In today’s world, it may be tempting for smaller businesses to avoid addressing cybersecurity when it’s often large, well-financed corporations that are making headlines for experiencing data breaches. That may explain why smaller businesses, a market segment where more than 50 percent of companies do not have a strategy to address IT security, are particularly vulnerable.
That sort of thinking doesn’t serve them well at a time when threats are increasing and becoming more sophisticated. According to Verizon’s 2019 Data Breach Investigations Report on 2,013 data breaches in 86 countries worldwide, 43 percent of attacks involved small businesses and 69 percent of attacks were committed by outsiders (rather than employees).
Cyber intrusions are costly. Last year, businesses lost more than $45 billion globally, according to the 2018 Cyber Incident & Breach Trends Report by the Internet Society’s Online Trust Alliance.
While many small businesses rely on IT consultants or an in-house staffer to manage their computer security, many have come to see the value of outsourcing those functions to third party managed and co-managed IT, cybersecurity and private cloud services providers. That’s understandable considering that these businesses have the capabilities to monitor, identify and manage digital attacks in real time.
VSS has seen strong demand in the financial, life sciences and professional services sectors for managed security partners like Coretelligent, which provides CoreArmor cyber security solutions business to safeguard its customers’ systems and data. As the surge in online incursions continues, it’s become imperative for many organizations overseeing large amounts of highly sensitive data and information, to secure their IT infrastructure in real time.
Knowing is Half the Battle, Understanding Today’s Threat Continuum
There isn’t one cookie cutter approach to protecting your business against an online attack. But, one thing is for sure – hackers are becoming more aggressive and attacks are getting more sophisticated. If effective counter measures are to be deployed, it starts with understanding the continuum of threats facing businesses today. That, in turn, will inform strategy and improve a business’ chance of surviving or thwarting online attacks.
Viruses, stolen passwords and denial of access to web pages used to be common threats companies and their employees faced. Today, the threat environment is infinitely more advanced. Consider Ryuk and SamSam, which are different types of ransomwear that can paralyze computer systems.
Cyber intrusions impact more than an individual employee, but also its operations, business performance and reputation. For that reason, as Coretelligent points out it’s important to determine the total costs – financial and others – that a company might experience from a cyber-attack. This will help to ensure adequate resources are allocated towards an organization’s cybersecurity before a business experiences a digital attack.

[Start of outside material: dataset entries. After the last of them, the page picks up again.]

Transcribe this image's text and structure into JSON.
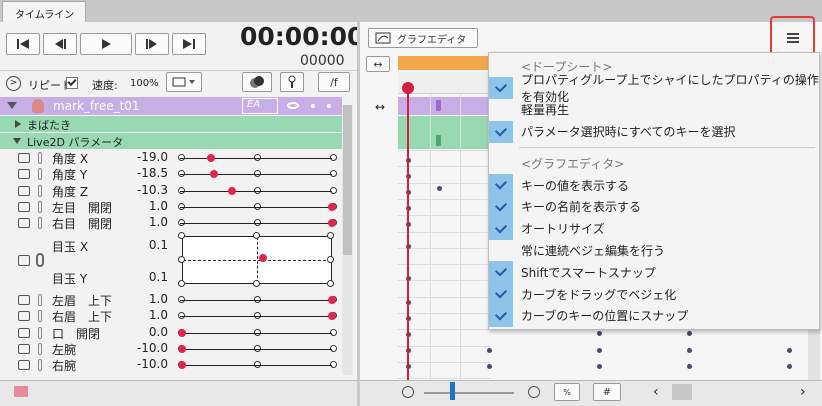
{
  "tab": {
    "label": "タイムライン"
  },
  "time": {
    "display": "00:00:00",
    "frames": "00000"
  },
  "controls": {
    "repeat_label": "リピート",
    "speed_label": "速度:",
    "speed_value": "100%",
    "frame_btn": "/f"
  },
  "model": {
    "name": "mark_free_t01",
    "badge": "EA"
  },
  "groups": {
    "blink": "まばたき",
    "params": "Live2D パラメータ"
  },
  "params": [
    {
      "label": "角度 X",
      "value": "-19.0",
      "knob": 0.19
    },
    {
      "label": "角度 Y",
      "value": "-18.5",
      "knob": 0.21
    },
    {
      "label": "角度 Z",
      "value": "-10.3",
      "knob": 0.33
    },
    {
      "label": "左目　開閉",
      "value": "1.0",
      "knob": 1.0
    },
    {
      "label": "右目　開閉",
      "value": "1.0",
      "knob": 1.0
    }
  ],
  "eyeball": {
    "x_label": "目玉 X",
    "x_value": "0.1",
    "y_label": "目玉 Y",
    "y_value": "0.1"
  },
  "params2": [
    {
      "label": "左眉　上下",
      "value": "1.0",
      "knob": 1.0
    },
    {
      "label": "右眉　上下",
      "value": "1.0",
      "knob": 1.0
    },
    {
      "label": "口　開閉",
      "value": "0.0",
      "knob": 0.0
    },
    {
      "label": "左腕",
      "value": "-10.0",
      "knob": 0.0
    },
    {
      "label": "右腕",
      "value": "-10.0",
      "knob": 0.0
    }
  ],
  "graph_editor": {
    "button": "グラフエディタ"
  },
  "menu": {
    "section1": "<ドープシート>",
    "items1": [
      {
        "label": "プロパティグループ上でシャイにしたプロパティの操作を有効化",
        "checked": true
      },
      {
        "label": "軽量再生",
        "checked": false
      },
      {
        "label": "パラメータ選択時にすべてのキーを選択",
        "checked": true
      }
    ],
    "section2": "<グラフエディタ>",
    "items2": [
      {
        "label": "キーの値を表示する",
        "checked": true
      },
      {
        "label": "キーの名前を表示する",
        "checked": true
      },
      {
        "label": "オートリサイズ",
        "checked": true
      },
      {
        "label": "常に連続ベジェ編集を行う",
        "checked": false
      },
      {
        "label": "Shiftでスマートスナップ",
        "checked": true
      },
      {
        "label": "カーブをドラッグでベジェ化",
        "checked": true
      },
      {
        "label": "カーブのキーの位置にスナップ",
        "checked": true
      }
    ]
  },
  "colors": {
    "model_row": "#c7aee6",
    "group_row": "#98d8b2",
    "playhead": "#d42040",
    "accent_orange": "#f3a64a",
    "menu_check": "#8fc4ea",
    "menu_highlight": "#e53935"
  }
}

Prepare for the worst. When addressing IT security planning it’s also important to remember reputational risk as part of that calculation. This involves making contingency planning an important priority – which includes the development of action and communications plans for informing both employees and external audiences in the case of a cybersecurity breech.
It’s Never too Late
Additionally, there are other measures that small business owners can take to help avoid an online attack, such as upgrading critical infrastructure systems and improving data storage and information sharing practices – ideally through a third party managed IT specialist.
Good cybersecurity practices don’t begin or end with IT department staff or managers who oversee IT department budgets. These practices start with proactively educating rank-and-file employees and all levels of management about the current digital threat environment and best practices for avoiding cyber intrusions.
Taking these steps together businesses will respond more effectively to the latest threats and help maintain a robust cybersecurity posture.